It's ALL THINGS CONSIDERED from NPR News. I'm Guy Raz.
ROBERT SIEGEL, HOST:
And I'm Robert Siegel.
Maybe it's not so bad. That seemed to be the read of investors when they saw today's economic numbers. Better than expected news about unemployment stoked some optimism that the U. S. will avoid a double-dip recession. And stock market recovered a bit from yesterday's drop.
But the news is not as good in Europe, as NPR's Chris Arnold reports
A steady drip of revelations in the News Corp. phone-hacking scandal has called into question James Murdoch's testimony before a parliamentary committee in July.
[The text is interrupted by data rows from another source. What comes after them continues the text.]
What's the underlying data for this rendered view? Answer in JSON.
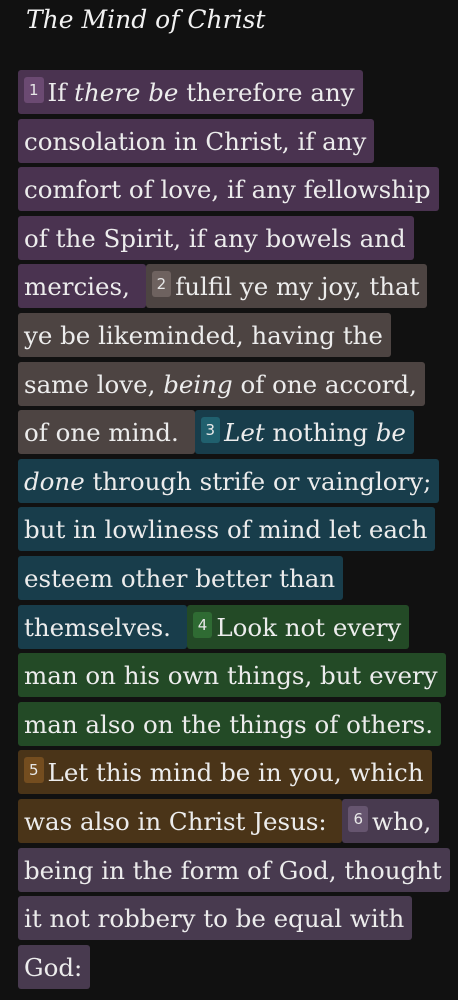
{
  "section": {
    "heading": "The Mind of Christ"
  },
  "verses": [
    {
      "number": "1",
      "lead": "If ",
      "italic_1": "there be",
      "text_1": " therefore any consolation in Christ, if any comfort of love, if any fellowship of the Spirit, if any bowels and mercies, ",
      "highlight_color": "#4a3350",
      "number_color": "#6b4a72"
    },
    {
      "number": "2",
      "text_a": "fulfil ye my joy, that ye be likeminded, having the same love, ",
      "italic_1": "being",
      "text_b": " of one accord, of one mind. ",
      "highlight_color": "#4d4442",
      "number_color": "#6e625f"
    },
    {
      "number": "3",
      "italic_1": "Let",
      "text_a": " nothing ",
      "italic_2": "be done",
      "text_b": " through strife or vainglory; but in lowliness of mind let each esteem other better than themselves. ",
      "highlight_color": "#183d4b",
      "number_color": "#20606e"
    },
    {
      "number": "4",
      "text": "Look not every man on his own things, but every man also on the things of others. ",
      "highlight_color": "#234a26",
      "number_color": "#2f6b33"
    },
    {
      "number": "5",
      "text": "Let this mind be in you, which was also in Christ Jesus: ",
      "highlight_color": "#4a3418",
      "number_color": "#744d1f"
    },
    {
      "number": "6",
      "text": "who, being in the form of God, thought it not robbery to be equal with God:",
      "highlight_color": "#483a4f",
      "number_color": "#66556f"
    }
  ]
}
Murdoch has been asked back to clarify the discrepancies.
The State Department is delaying a decision for at least a year on whether to approve the Keystone pipeline. The $7 billion pipeline would carry oil from the tar sands of Alberta, Canada, through the U.S. to Gulf of Mexico refineries. Nebraska's state government and environmental groups have put intense pressure on the State Department and White House to reject the pipeline's proposed route. NPR's Richard Harris talks with Robert Siegel about the project.
Lawmakers in Jefferson County, Ala., voted Wednesday to file for bankruptcy. It will be the largest municipal bankruptcy in U.S. history. For more, Guy Raz talks with Tanya Ott of member station WBHM in Birmingham.